## Provided data
^^^^^^^^

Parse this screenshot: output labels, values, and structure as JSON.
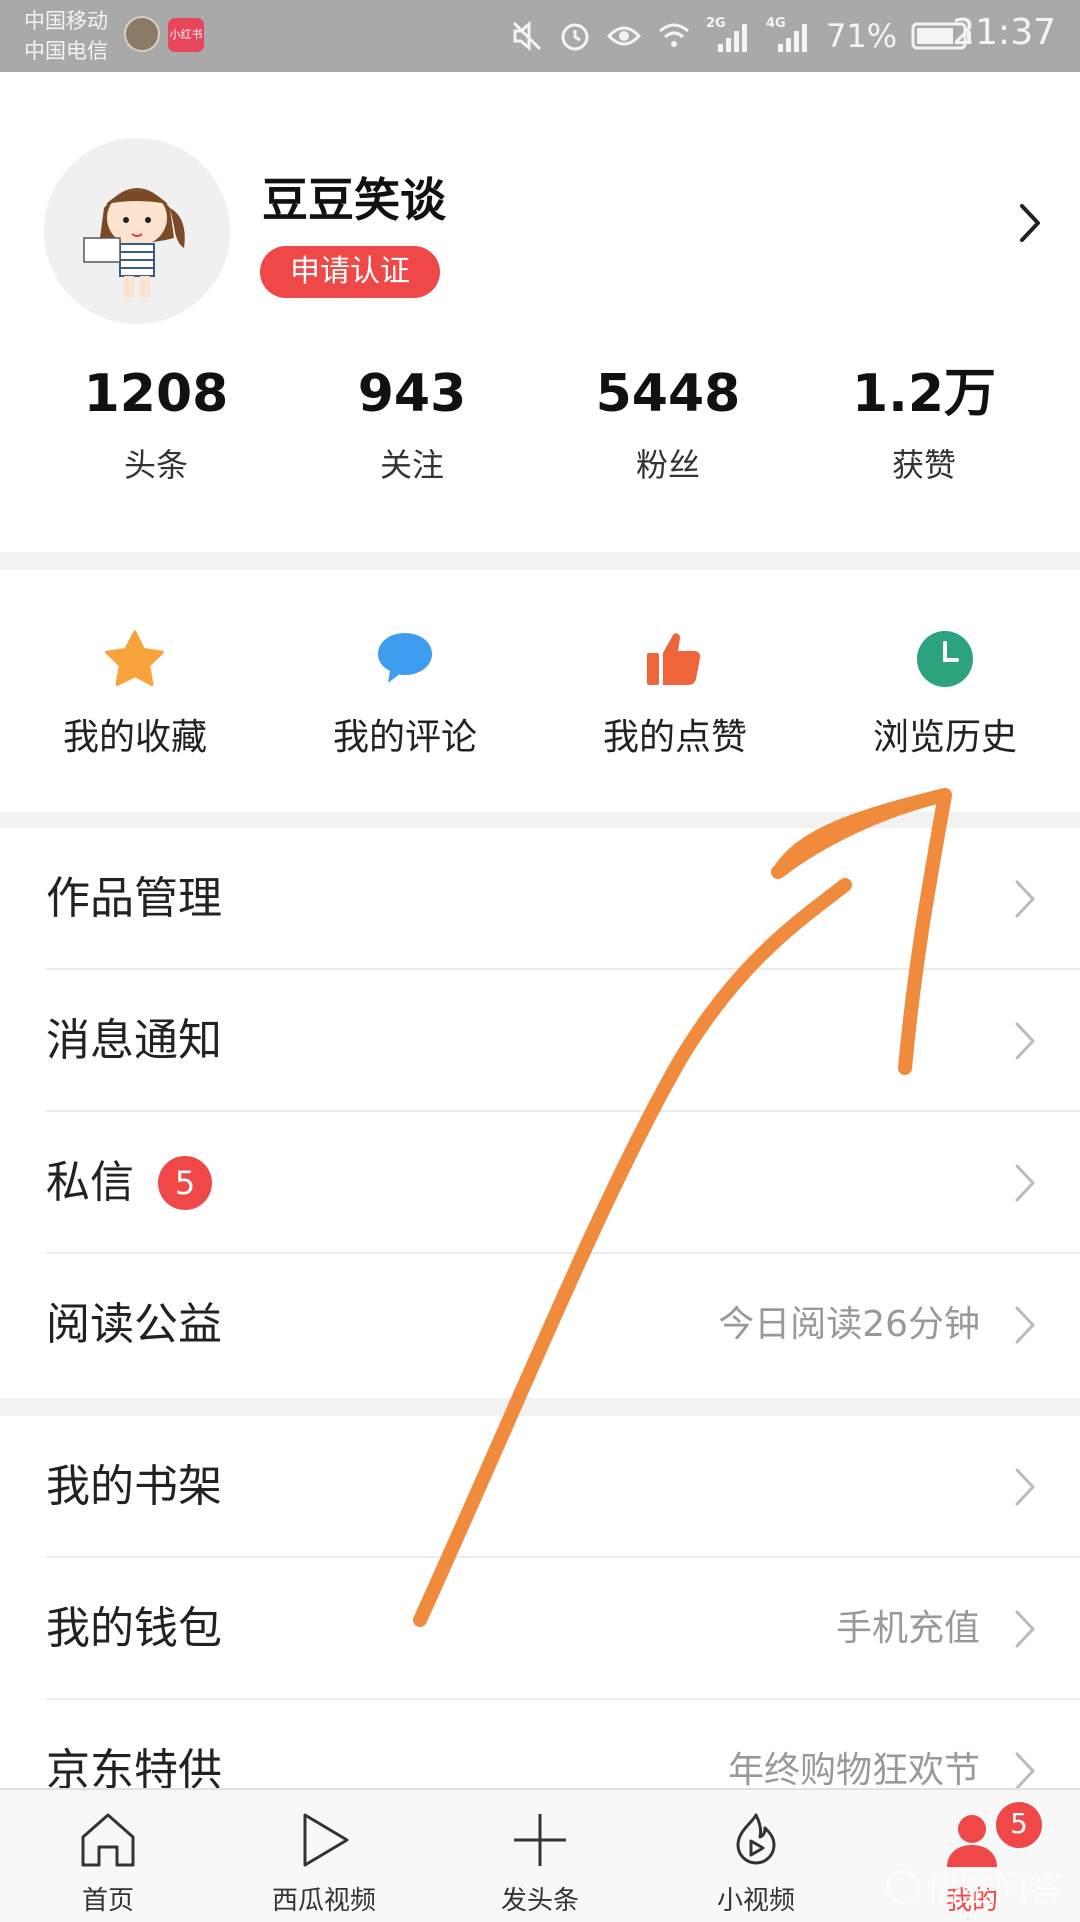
{
  "status_bar": {
    "carrier_1": "中国移动",
    "carrier_2": "中国电信",
    "app_icon_text": "小红书",
    "network_2g": "2G",
    "network_4g": "4G",
    "battery": "71%",
    "time": "21:37"
  },
  "profile": {
    "username": "豆豆笑谈",
    "verify_label": "申请认证",
    "stats": [
      {
        "value": "1208",
        "label": "头条"
      },
      {
        "value": "943",
        "label": "关注"
      },
      {
        "value": "5448",
        "label": "粉丝"
      },
      {
        "value": "1.2万",
        "label": "获赞"
      }
    ]
  },
  "quick_actions": [
    {
      "label": "我的收藏",
      "icon": "star-icon",
      "color": "#f7a23b"
    },
    {
      "label": "我的评论",
      "icon": "comment-icon",
      "color": "#3d9bf0"
    },
    {
      "label": "我的点赞",
      "icon": "thumbs-up-icon",
      "color": "#f0643c"
    },
    {
      "label": "浏览历史",
      "icon": "clock-icon",
      "color": "#2aa37e"
    }
  ],
  "menu_group_1": [
    {
      "label": "作品管理",
      "sub": ""
    },
    {
      "label": "消息通知",
      "sub": ""
    },
    {
      "label": "私信",
      "sub": "",
      "badge": "5"
    },
    {
      "label": "阅读公益",
      "sub": "今日阅读26分钟"
    }
  ],
  "menu_group_2": [
    {
      "label": "我的书架",
      "sub": ""
    },
    {
      "label": "我的钱包",
      "sub": "手机充值"
    },
    {
      "label": "京东特供",
      "sub": "年终购物狂欢节"
    }
  ],
  "tabs": [
    {
      "label": "首页",
      "icon": "home-icon"
    },
    {
      "label": "西瓜视频",
      "icon": "play-icon"
    },
    {
      "label": "发头条",
      "icon": "plus-icon"
    },
    {
      "label": "小视频",
      "icon": "flame-play-icon"
    },
    {
      "label": "我的",
      "icon": "person-icon",
      "badge": "5",
      "active": true
    }
  ],
  "watermark": "悟空问答",
  "colors": {
    "accent_red": "#f04848",
    "annotation_orange": "#f08a3c"
  }
}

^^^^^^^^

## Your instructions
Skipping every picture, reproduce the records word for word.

## Written solution
Parse this screenshot: output labels, values, and structure as JSON.
{
  "status_bar": {
    "carrier_1": "中国移动",
    "carrier_2": "中国电信",
    "app_icon_text": "小红书",
    "network_2g": "2G",
    "network_4g": "4G",
    "battery": "71%",
    "time": "21:37"
  },
  "profile": {
    "username": "豆豆笑谈",
    "verify_label": "申请认证",
    "stats": [
      {
        "value": "1208",
        "label": "头条"
      },
      {
        "value": "943",
        "label": "关注"
      },
      {
        "value": "5448",
        "label": "粉丝"
      },
      {
        "value": "1.2万",
        "label": "获赞"
      }
    ]
  },
  "quick_actions": [
    {
      "label": "我的收藏",
      "icon": "star-icon",
      "color": "#f7a23b"
    },
    {
      "label": "我的评论",
      "icon": "comment-icon",
      "color": "#3d9bf0"
    },
    {
      "label": "我的点赞",
      "icon": "thumbs-up-icon",
      "color": "#f0643c"
    },
    {
      "label": "浏览历史",
      "icon": "clock-icon",
      "color": "#2aa37e"
    }
  ],
  "menu_group_1": [
    {
      "label": "作品管理",
      "sub": ""
    },
    {
      "label": "消息通知",
      "sub": ""
    },
    {
      "label": "私信",
      "sub": "",
      "badge": "5"
    },
    {
      "label": "阅读公益",
      "sub": "今日阅读26分钟"
    }
  ],
  "menu_group_2": [
    {
      "label": "我的书架",
      "sub": ""
    },
    {
      "label": "我的钱包",
      "sub": "手机充值"
    },
    {
      "label": "京东特供",
      "sub": "年终购物狂欢节"
    }
  ],
  "tabs": [
    {
      "label": "首页",
      "icon": "home-icon"
    },
    {
      "label": "西瓜视频",
      "icon": "play-icon"
    },
    {
      "label": "发头条",
      "icon": "plus-icon"
    },
    {
      "label": "小视频",
      "icon": "flame-play-icon"
    },
    {
      "label": "我的",
      "icon": "person-icon",
      "badge": "5",
      "active": true
    }
  ],
  "watermark": "悟空问答",
  "colors": {
    "accent_red": "#f04848",
    "annotation_orange": "#f08a3c"
  }
}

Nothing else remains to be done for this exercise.